Except that they were rotating very slowly. “It’s awful still,” said Dave, looking up. “There’s not much wind.”
There was just enough to turn the blades almost imperceptibly so that they made a faint eerie whistling sound from on high, like a kettle on a low heat. Suddenly, this was punctuated by a thump from one of the blades and something white and red and squishy landed on Dave’s upturned head. “Strewth, it’s a cockatoo,” he cried, passing his sleeve across his face to wipe away the gore that had seeped from the avian remains. “It’s dead, it looks as though it’s been chopped up. And there’s another over there. And what’s that, a crow without a head? Yuk, it’s disgusting.”
A few months later Mr Bandt from the energy company called again at the farm. His manner was less ingratiating than before. “We had hoped for better results than this,” he said, pushing an official-looking document across the kitchen table. “There’s a statement of your business activity to date. I’m afraid your generation quota has not been met. Head office thinks we shall have to revise our assessment of atmospheric vental capacity in this district. Our anemometric modelling might have been misleading.”
“Where’s me cheque for the helectricity?” asked Mr Grumble through a mouthful of scone, spraying the statement with crumbs.
“That’s what I need to explain to you,” said the company official. “The poor result means we are unable to pay a commission. In fact your installation fee exceeds the small amount of energy-generated income. Your account actually has a negative balance and you will have to pay us rather than the other way round.”
The farmer’s cordiality congealed. He got up from the table and stretched a long arm into the broom cupboard for his shotgun, the one he had prudently not handed over during the amnesty years before. “Dave!” he called.
Dave came in trailing clouds of feathers. He had been watching the turbines and was covered as usual with the remains of birds unfortunate enough to have flown into the vast blades. Mr Bandt clutched his briefcase to his chest and backed away, colliding with the dresser and sending serried ranks of Gwen’s jams and chutneys cascading to the floor. The accident gave Mr Grumble an idea.
“Smear him with the jam, Dave,” the old farmer commanded, “It’ll be just as good as tar and I’ll stick on the feathers. I’ll teach him negative balance. Watch for the broken glass, we don’t want to be had up for bodily harm.”
They pushed the squawking and now feathered functionary out the door, surprising Dave’s playful younger brother Nipper in the act of letting down the tyres of the Beautiful Wind Clean Energy Company’s HiLux, its side boldly emblazoned with the legend “All our deliveries are carbon neutral” (the company’s electric Prius van, because of the cost of maintenance and charging, was kept permanently parked outside its offices for virtuous effect).

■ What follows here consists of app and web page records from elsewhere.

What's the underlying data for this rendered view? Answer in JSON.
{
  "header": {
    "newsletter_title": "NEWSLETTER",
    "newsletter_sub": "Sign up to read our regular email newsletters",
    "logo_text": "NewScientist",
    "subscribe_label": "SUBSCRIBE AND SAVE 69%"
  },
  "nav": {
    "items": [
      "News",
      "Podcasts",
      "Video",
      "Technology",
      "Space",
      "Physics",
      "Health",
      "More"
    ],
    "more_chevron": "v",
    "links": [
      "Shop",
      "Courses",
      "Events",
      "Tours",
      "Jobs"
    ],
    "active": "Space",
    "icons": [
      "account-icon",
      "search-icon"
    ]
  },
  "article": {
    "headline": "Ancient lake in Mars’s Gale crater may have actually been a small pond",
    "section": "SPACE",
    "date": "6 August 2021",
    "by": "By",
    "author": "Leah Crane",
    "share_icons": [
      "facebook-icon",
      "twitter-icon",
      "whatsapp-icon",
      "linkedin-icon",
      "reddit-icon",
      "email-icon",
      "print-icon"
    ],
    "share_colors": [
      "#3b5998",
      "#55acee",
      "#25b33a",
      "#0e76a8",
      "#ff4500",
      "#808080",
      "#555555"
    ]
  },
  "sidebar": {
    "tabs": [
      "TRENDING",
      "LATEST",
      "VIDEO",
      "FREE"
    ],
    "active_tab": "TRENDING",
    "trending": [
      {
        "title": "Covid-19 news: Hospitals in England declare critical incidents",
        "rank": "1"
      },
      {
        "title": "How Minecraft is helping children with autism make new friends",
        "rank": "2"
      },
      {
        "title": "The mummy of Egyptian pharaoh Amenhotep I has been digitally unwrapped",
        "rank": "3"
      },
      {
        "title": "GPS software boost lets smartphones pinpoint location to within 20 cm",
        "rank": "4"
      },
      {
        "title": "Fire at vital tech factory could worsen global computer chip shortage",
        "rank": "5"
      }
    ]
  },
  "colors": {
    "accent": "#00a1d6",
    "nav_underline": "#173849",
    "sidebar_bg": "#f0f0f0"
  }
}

For once Mr Grumble seemed to be looking on the bright side. “Them things may be ratshit for helectricity but they have sure got rid of our cocky problem,” he said. “And I reckon they could bring us in a regular harvest of feathers. Cocky feathers are nice and soft. Maybe we could sell them to some manufackterer for cushions and pillows.”
“And for feather doonas, Dad, like Mabel was looking at in the Homemaker catalogue. And the bits of bird we could sell to a cat’s meat company. There’s enough out there for millions of tins. Unless yer think the Hoo Flung café in town …”
Christopher Akehurst lives in country Victoria. He wrote on the spread of wind turbines across the Shire of Moorabool in the November 2019 issue